After years of building applications and platforms using the Service Oriented Architecture, I became very interested in microservices last year. So much so that I chose the job offer based on the sole fact that it was providing me an opportunity to design and develop microservices on the AWS platform. I’ll share the pros and cons of microservices in a later post.
In this post, we’ll see how to build microservices in Python using a light-weight framework called Flask. Unlike other web frameworks (e.g. Rails,) Flask is very flexible and doesn’t force you to adopt a specific layout style for your projects. It’s light-weight because it doesn’t require users to use particular tools or libraries. For example, Flask doesn’t come with any database access libraries. You will use extensions to add the functionality that you want.
I have created a fictional project called Cinema 3 that demonstrates the use of microservices using Python and Flask.
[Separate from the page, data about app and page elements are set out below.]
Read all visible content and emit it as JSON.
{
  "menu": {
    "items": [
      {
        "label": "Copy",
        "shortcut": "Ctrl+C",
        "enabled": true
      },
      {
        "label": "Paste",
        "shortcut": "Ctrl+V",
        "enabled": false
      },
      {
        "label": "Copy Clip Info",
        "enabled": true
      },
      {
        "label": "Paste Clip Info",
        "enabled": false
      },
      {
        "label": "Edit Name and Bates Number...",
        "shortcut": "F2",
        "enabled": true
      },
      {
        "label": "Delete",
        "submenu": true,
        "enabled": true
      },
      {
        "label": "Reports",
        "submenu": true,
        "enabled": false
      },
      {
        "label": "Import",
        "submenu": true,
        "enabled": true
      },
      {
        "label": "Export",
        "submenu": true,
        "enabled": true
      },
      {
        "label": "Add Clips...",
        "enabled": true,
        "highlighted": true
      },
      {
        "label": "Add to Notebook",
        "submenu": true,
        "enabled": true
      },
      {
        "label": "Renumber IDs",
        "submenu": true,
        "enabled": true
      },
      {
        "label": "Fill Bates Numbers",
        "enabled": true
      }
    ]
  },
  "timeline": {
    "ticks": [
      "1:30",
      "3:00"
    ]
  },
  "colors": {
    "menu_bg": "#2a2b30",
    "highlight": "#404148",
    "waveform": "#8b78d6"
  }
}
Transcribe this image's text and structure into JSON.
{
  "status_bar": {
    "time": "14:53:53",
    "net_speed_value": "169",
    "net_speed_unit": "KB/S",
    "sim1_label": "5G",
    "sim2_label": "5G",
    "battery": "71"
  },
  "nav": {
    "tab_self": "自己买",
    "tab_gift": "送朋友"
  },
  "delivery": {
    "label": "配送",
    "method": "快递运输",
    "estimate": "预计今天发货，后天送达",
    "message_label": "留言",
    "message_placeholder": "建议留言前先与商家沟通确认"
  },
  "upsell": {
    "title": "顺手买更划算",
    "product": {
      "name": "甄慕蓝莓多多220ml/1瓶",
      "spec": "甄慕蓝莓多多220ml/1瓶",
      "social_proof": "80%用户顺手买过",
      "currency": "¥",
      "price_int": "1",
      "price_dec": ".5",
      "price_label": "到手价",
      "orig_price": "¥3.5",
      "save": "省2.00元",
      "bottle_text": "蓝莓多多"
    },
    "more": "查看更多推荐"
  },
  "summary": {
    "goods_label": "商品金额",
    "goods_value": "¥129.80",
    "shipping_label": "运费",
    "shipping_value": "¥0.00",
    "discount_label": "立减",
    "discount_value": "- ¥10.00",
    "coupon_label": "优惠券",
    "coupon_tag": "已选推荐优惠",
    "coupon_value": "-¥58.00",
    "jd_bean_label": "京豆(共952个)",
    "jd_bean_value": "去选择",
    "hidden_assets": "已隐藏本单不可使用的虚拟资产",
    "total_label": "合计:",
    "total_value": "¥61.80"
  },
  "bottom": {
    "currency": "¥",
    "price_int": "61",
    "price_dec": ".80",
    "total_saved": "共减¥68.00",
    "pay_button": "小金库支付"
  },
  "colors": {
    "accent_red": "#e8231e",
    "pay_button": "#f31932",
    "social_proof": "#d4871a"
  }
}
In this hypothetical project, we have a few microservices working together to allow users to find movies and books tickets online. The microservices which make up the project are:
- Movies: Manages information related to movies e.g. title, rating, etc.
- Show Times: Provides show times for movies.
- Bookings: Handles online booking.
- Users: Manages user accounts for our project.
The microservices talk to each other using REST API. How do they know the address (host:port) of other services? In this example, each microservice runs on a separate port so we could identify them. In real-world projects, people use more advanced techniques such as service discovery (either server or client side; consul is a popular tool that people use for this purpose.)
Flask VS Other Python Web Application Frameworks
Before you decide to use Flask, see how it holds up to against other Python web application frameworks on popularity, features and more. Click on the image below to start comparing.
Sample Code on GitHub
Here’s a link to the project on GitHub. The source code itself is pretty simple as this is just an example to give you a basic understanding of building microservices using Flask.
If you have any comments or question about the project, please let me know in the comments section below.
If you’re looking to learn Flask, here’s an excellent YouTube video series you should watch.
The project is nicely structured and implemented the microservices, But I am not able to see any security on that, like authentication.
Super it’s simple and easy to understand.
Can we have a post on deployment of this project and how to make multiple instances
2017 Update: After trying out microservices on a small scale and realizing the inherent DevOps complexity they introduce, we backtracked and went back to SOA which also feels like an overkill for backend gaming services.
So what’s your opinion in microservices in 2020 with new tools in market… Did you change your perspective?
Can you say more about the inherent DevOps complexity? What unforeseen challenges arose?